A look at both societies reveals some fundamental differences. Israeli society as a whole is open to hearing about what really happened in the past. Being a society where freedom of speech is honored, historians and journalists have dug up many aspects of Israel’s past which don’t always cast the nation in a good light. Much of the material is controversial, but by and large Israelis have a fairly good idea of what happened in the past.

Many Israelis are concerned that that in many places, Arabs were indeed forcibly removed by the Israeli army during the War of Independence as well as subsequently. Many debate whether Israel’s responses to current Arab terror couldn’t be toned down somewhat. This is not to say the criticism is right or wrong, but to show that Israeli society is more willing and has far better access to knowing about the events of the past as well as the present. Also, while Jews are as prone to personal shrewdness as anyone else, a large percentage prefer the exposure of truths – even painful truths – than hiding them for the sake of national honor; most Israelis opt for fair treatment even for sworn adversaries, rather than retribution for their hatred and the mayhem they have caused Israel.

Arab society is very different. Firstly, there is hardly any freedom of expression in any of the Arab countries, and certainly not in Hamas-controlled Gaza. Therefore the vast majority of Arabs do not know what really happened in the past. Neither do they get honest reporting of the current affairs and developments. Indeed, most of Arab society, like elsewhere in the Muslim world, is fed with a deep contempt for western values and culture. Within that contempt lies a call for cleansing the world of what they perceive as the evil filth inherent in American influence, together with the obliteration of Israel. Also, it needs inordinate courage for any Arab to question or criticize popular conceptions.

The vast majority of people in Gaza believe that their misery is directly caused by Israel. They do not realize that their wretched situation is a direct result of their own attacks on Israel. They do not consider that they have missed at least three opportunities to have their independent state in Judea, Samaria and Gaza. The last time was in the year 2000 when instead of continuing the peace talks they once more opted for war. Even after every single Israeli had withdrawn from the Gaza Strip they increased their rocket barrage on Israel’s towns which has never stopped to this day.

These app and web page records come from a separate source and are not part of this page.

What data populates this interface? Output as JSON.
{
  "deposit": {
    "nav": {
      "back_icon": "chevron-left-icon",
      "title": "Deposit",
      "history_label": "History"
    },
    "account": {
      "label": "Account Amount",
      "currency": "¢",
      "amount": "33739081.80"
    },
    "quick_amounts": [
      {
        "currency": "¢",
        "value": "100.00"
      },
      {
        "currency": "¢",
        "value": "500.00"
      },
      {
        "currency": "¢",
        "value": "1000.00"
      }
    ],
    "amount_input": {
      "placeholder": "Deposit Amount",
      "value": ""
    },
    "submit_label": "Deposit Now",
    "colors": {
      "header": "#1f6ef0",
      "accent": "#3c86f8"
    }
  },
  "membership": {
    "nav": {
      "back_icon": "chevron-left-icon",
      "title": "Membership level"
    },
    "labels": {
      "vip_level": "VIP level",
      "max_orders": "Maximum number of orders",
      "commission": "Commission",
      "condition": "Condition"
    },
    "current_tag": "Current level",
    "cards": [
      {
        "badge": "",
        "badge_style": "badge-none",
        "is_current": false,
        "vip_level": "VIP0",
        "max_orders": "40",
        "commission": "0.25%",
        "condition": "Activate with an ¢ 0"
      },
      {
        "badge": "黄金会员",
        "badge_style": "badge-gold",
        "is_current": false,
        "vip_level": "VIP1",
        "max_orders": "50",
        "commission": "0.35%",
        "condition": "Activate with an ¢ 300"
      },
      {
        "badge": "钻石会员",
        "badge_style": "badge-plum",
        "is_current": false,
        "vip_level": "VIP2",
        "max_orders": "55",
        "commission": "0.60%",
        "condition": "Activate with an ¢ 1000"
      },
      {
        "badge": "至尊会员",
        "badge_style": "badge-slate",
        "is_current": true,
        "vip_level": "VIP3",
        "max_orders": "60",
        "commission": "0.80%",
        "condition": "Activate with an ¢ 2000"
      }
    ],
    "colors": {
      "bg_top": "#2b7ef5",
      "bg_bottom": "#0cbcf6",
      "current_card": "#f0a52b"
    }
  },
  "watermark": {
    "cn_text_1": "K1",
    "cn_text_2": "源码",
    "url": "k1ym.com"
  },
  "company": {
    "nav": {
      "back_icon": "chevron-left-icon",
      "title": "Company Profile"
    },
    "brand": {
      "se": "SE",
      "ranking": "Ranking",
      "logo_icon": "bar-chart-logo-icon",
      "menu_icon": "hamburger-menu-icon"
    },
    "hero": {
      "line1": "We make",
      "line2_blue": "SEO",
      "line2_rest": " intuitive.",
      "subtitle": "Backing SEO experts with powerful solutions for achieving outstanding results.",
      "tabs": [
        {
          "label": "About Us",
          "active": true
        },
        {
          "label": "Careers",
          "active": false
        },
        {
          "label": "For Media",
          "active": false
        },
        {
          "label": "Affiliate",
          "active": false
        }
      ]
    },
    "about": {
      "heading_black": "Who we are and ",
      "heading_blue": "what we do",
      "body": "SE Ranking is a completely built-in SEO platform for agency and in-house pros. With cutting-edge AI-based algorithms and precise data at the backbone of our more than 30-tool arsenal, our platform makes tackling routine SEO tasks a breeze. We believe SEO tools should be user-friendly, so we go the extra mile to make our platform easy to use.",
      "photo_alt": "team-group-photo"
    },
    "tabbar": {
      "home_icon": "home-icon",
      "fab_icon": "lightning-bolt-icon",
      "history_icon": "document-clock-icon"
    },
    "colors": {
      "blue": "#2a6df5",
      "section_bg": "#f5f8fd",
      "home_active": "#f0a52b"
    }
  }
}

They seem unable to understand that Israel’s military retaliations, the border closures, the road blocks in Judea and Samaria, are a direct result of Arab terror – usually conducted against ordinary Israeli civilians. A cessation in Arab hostility would mean a complete end to Israeli retaliation.

Their national disaster – their Nakba – is a catchword that is gaining more and more popularity among Arab circles. Arab propaganda, based on falsehood, half-truth and selective omission, is so effective that few people outside the Arab and Muslim world know how the Middle East crisis began, and thus reserve their full sympathy for the Arab side in its quest to destroy Israel.

Only when the Arabs begin to relate with honesty to the events of the past and the developments of the present, will their masses ever have a chance of leading normal, decent, happy, prosperous lives. Indeed, that’s the only way they might ever be granted an independent Palestine – as undeserved as it seems in the light of their ongoing aim to destroy Israel

But as long as the leaders of the world and the international media outlets keep castigating Israel for simply defending herself and cajoling her to acquiesce to ever-more Arab demands, there is no reason why they should change their self-defeating mindset.

Tragically for now, it seems that the Arabs, with the help of the rest of the world, are bent on precipitating yet another dreadful Nakba on themselves.

For more see:

Ralph Dobrin is the author of “How to Avoid Armageddon”

To order the book click:  type: how to avoid Armageddon



May 4, 2008 at 10:58 am 7 comments